__REQUIRED ACTION__: Only lines with the string "Planet" should be returned from the data below.

__MATERIAL PROVIDED__:
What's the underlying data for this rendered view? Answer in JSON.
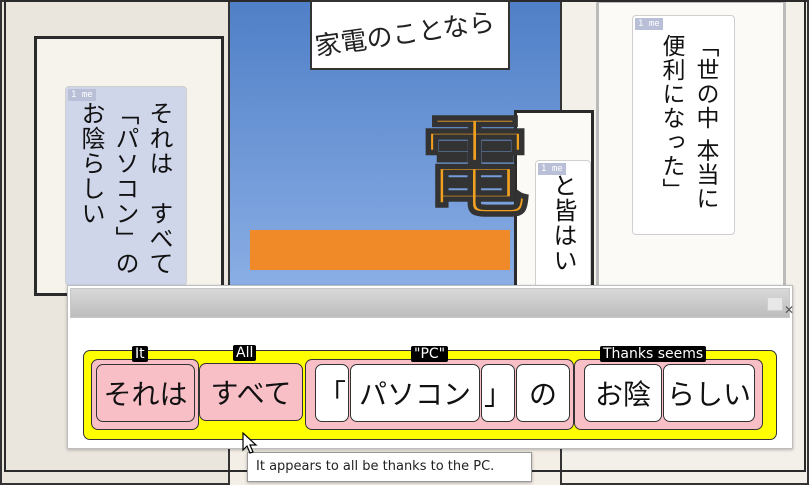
{
  "manga_bubbles": {
    "tag_text": "1",
    "tag_label": "me",
    "left_bubble": {
      "lines": [
        "それは　すべて",
        "「パソコン」の",
        "お陰らしい"
      ]
    },
    "middle_bubble": {
      "lines": [
        "と皆はい"
      ]
    },
    "right_bubble": {
      "lines": [
        "「世の中 本当に",
        "便利になった」"
      ]
    },
    "sign_text": "家電のことなら",
    "sign_big_char": "電"
  },
  "parser_window": {
    "groups": [
      {
        "gloss": "It",
        "words": [
          {
            "text": "それは",
            "style": "pink"
          }
        ]
      },
      {
        "gloss": "All",
        "words": [
          {
            "text": "すべて",
            "style": "pink"
          }
        ]
      },
      {
        "gloss": "\"PC\"",
        "words": [
          {
            "text": "「",
            "style": "white"
          },
          {
            "text": "パソコン",
            "style": "white"
          },
          {
            "text": "」",
            "style": "white"
          },
          {
            "text": "の",
            "style": "white"
          }
        ]
      },
      {
        "gloss": "Thanks seems",
        "words": [
          {
            "text": "お陰",
            "style": "white"
          },
          {
            "text": "らしい",
            "style": "white"
          }
        ]
      }
    ],
    "translation_tooltip": "It appears to all be thanks to the PC."
  },
  "colors": {
    "phrase_bar": "#ffff00",
    "group_fill": "#f9bfc7",
    "gloss_bg": "#000000"
  }
}
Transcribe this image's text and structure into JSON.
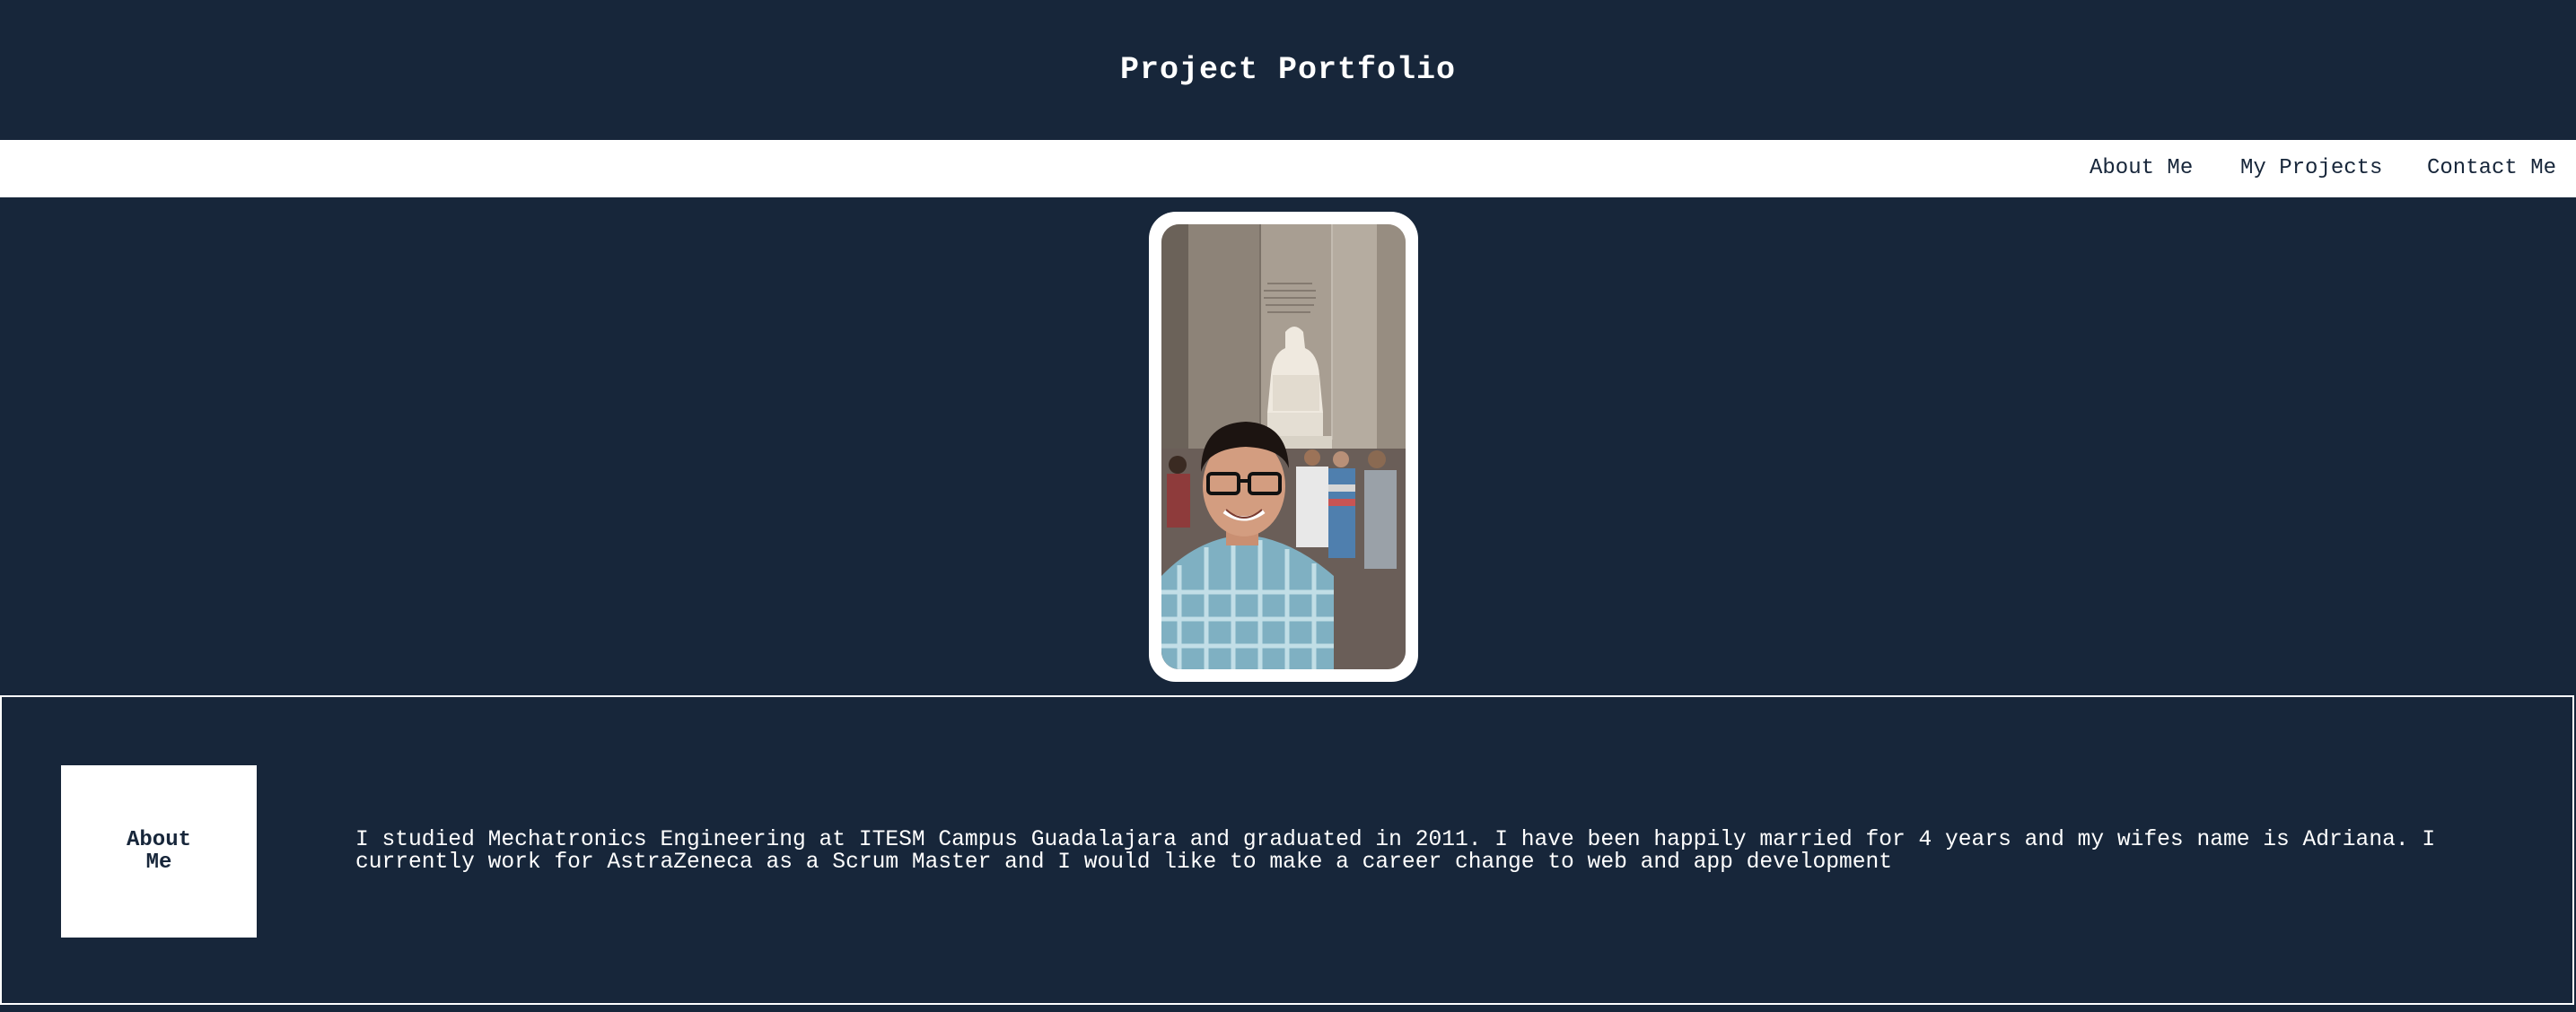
{
  "header": {
    "title": "Project Portfolio"
  },
  "nav": {
    "items": [
      {
        "label": "About Me"
      },
      {
        "label": "My Projects"
      },
      {
        "label": "Contact Me"
      }
    ]
  },
  "profile": {
    "photo_description": "photo-of-man-at-lincoln-memorial"
  },
  "about": {
    "heading": "About Me",
    "text": "I studied Mechatronics Engineering at ITESM Campus Guadalajara and graduated in 2011. I have been happily married for 4 years and my wifes name is Adriana. I currently work for AstraZeneca as a Scrum Master and I would like to make a career change to web and app development"
  },
  "colors": {
    "background": "#17263a",
    "nav_background": "#ffffff",
    "text_light": "#ffffff",
    "text_dark": "#17263a"
  }
}
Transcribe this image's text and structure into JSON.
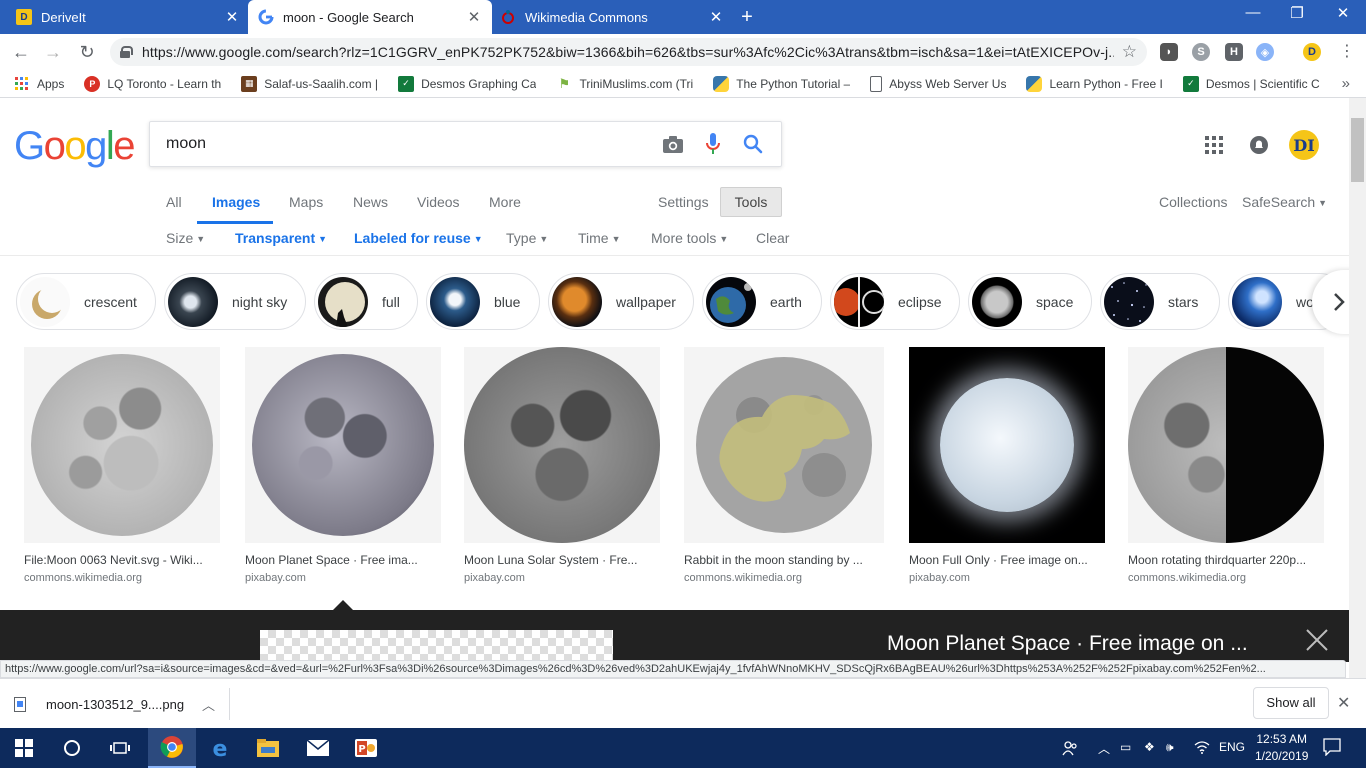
{
  "browser": {
    "tabs": [
      {
        "title": "DeriveIt",
        "favicon": "D"
      },
      {
        "title": "moon - Google Search",
        "favicon": "G"
      },
      {
        "title": "Wikimedia Commons",
        "favicon": "W"
      }
    ],
    "url": "https://www.google.com/search?rlz=1C1GGRV_enPK752PK752&biw=1366&bih=626&tbs=sur%3Afc%2Cic%3Atrans&tbm=isch&sa=1&ei=tAtEXICEPOv-j...",
    "bookmarks": [
      {
        "label": "Apps"
      },
      {
        "label": "LQ Toronto - Learn th"
      },
      {
        "label": "Salaf-us-Saalih.com |"
      },
      {
        "label": "Desmos Graphing Ca"
      },
      {
        "label": "TriniMuslims.com (Tri"
      },
      {
        "label": "The Python Tutorial –"
      },
      {
        "label": "Abyss Web Server Us"
      },
      {
        "label": "Learn Python - Free I"
      },
      {
        "label": "Desmos | Scientific C"
      }
    ]
  },
  "search": {
    "query": "moon",
    "nav_tabs": [
      "All",
      "Images",
      "Maps",
      "News",
      "Videos",
      "More",
      "Settings",
      "Tools"
    ],
    "right_links": {
      "collections": "Collections",
      "safesearch": "SafeSearch"
    },
    "filters": {
      "size": "Size",
      "color": "Transparent",
      "rights": "Labeled for reuse",
      "type": "Type",
      "time": "Time",
      "more_tools": "More tools",
      "clear": "Clear"
    },
    "chips": [
      "crescent",
      "night sky",
      "full",
      "blue",
      "wallpaper",
      "earth",
      "eclipse",
      "space",
      "stars",
      "wol"
    ]
  },
  "results": [
    {
      "title": "File:Moon 0063 Nevit.svg - Wiki...",
      "source": "commons.wikimedia.org"
    },
    {
      "title": "Moon Planet Space · Free ima...",
      "source": "pixabay.com"
    },
    {
      "title": "Moon Luna Solar System · Fre...",
      "source": "pixabay.com"
    },
    {
      "title": "Rabbit in the moon standing by ...",
      "source": "commons.wikimedia.org"
    },
    {
      "title": "Moon Full Only · Free image on...",
      "source": "pixabay.com"
    },
    {
      "title": "Moon rotating thirdquarter 220p...",
      "source": "commons.wikimedia.org"
    }
  ],
  "preview": {
    "title": "Moon Planet Space · Free image on ..."
  },
  "status_url": "https://www.google.com/url?sa=i&source=images&cd=&ved=&url=%2Furl%3Fsa%3Di%26source%3Dimages%26cd%3D%26ved%3D2ahUKEwjaj4y_1fvfAhWNnoMKHV_SDScQjRx6BAgBEAU%26url%3Dhttps%253A%252F%252Fpixabay.com%252Fen%2...",
  "download": {
    "filename": "moon-1303512_9....png",
    "show_all": "Show all"
  },
  "taskbar": {
    "language": "ENG",
    "time": "12:53 AM",
    "date": "1/20/2019"
  },
  "colors": {
    "chrome_blue": "#2a5fb9",
    "google_blue": "#1a73e8",
    "taskbar": "#0d2a5c"
  }
}
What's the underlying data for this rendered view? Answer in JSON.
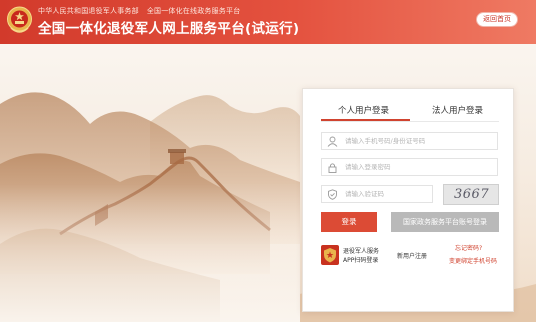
{
  "header": {
    "subline_left": "中华人民共和国退役军人事务部",
    "subline_right": "全国一体化在线政务服务平台",
    "title": "全国一体化退役军人网上服务平台(试运行)",
    "home_button": "返回首页"
  },
  "login": {
    "tabs": [
      {
        "label": "个人用户登录",
        "active": true
      },
      {
        "label": "法人用户登录",
        "active": false
      }
    ],
    "fields": {
      "username_placeholder": "请输入手机号码/身份证号码",
      "password_placeholder": "请输入登录密码",
      "captcha_placeholder": "请输入验证码"
    },
    "captcha_text": "3667",
    "login_button": "登录",
    "gov_login_button": "国家政务服务平台账号登录",
    "app_line1": "退役军人服务",
    "app_line2": "APP扫码登录",
    "register_link": "新用户注册",
    "forgot_link": "忘记密码?",
    "change_phone_link": "变更绑定手机号码"
  },
  "colors": {
    "brand_red": "#d23a2b",
    "login_button": "#dc4b35",
    "gov_button": "#b9b9b9"
  },
  "icons": {
    "emblem": "national-emblem-icon",
    "user": "user-icon",
    "password": "lock-icon",
    "captcha": "shield-check-icon",
    "app": "veteran-app-icon"
  }
}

__RESPONSE TO THIS TASK__:
      "title": "Moon Planet Space · Free ima...",
    "title": "Moon Planet Space · Free image on ..."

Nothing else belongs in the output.